- **TASK DETAILS**
Scan the records for lines holding "icon". Say how many there are and give nothing else.

[Records excerpted from a collection]
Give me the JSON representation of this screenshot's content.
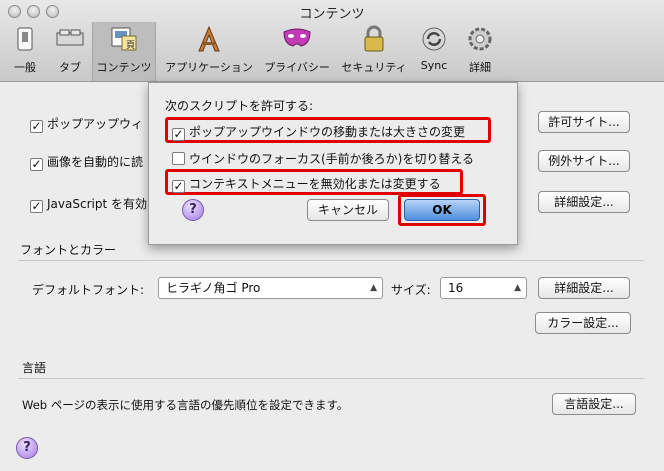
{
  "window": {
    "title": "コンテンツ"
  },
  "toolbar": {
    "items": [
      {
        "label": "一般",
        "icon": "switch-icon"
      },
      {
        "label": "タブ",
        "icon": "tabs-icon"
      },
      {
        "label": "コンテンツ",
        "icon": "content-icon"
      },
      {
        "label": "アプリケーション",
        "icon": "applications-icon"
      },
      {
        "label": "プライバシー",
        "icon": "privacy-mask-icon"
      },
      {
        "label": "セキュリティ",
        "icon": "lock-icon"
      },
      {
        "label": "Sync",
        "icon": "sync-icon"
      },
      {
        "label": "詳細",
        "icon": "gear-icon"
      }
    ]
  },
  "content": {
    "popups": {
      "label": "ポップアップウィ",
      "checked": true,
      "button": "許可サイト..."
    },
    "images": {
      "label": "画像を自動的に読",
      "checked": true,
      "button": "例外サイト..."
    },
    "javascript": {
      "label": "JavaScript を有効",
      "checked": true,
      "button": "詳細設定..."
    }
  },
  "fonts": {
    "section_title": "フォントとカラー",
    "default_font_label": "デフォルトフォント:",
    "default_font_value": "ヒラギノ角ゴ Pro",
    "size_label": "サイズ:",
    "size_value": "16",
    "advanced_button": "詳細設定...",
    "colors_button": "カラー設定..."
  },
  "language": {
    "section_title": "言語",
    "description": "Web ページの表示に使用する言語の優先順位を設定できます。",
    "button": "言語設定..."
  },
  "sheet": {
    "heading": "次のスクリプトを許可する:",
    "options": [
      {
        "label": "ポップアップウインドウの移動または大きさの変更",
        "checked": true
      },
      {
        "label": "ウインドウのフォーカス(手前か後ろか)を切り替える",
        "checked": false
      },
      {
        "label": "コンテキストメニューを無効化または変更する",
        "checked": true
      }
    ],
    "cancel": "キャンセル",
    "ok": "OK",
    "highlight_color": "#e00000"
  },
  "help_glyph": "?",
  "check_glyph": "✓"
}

- **SOLUTION TO THIS EXERCISE**
8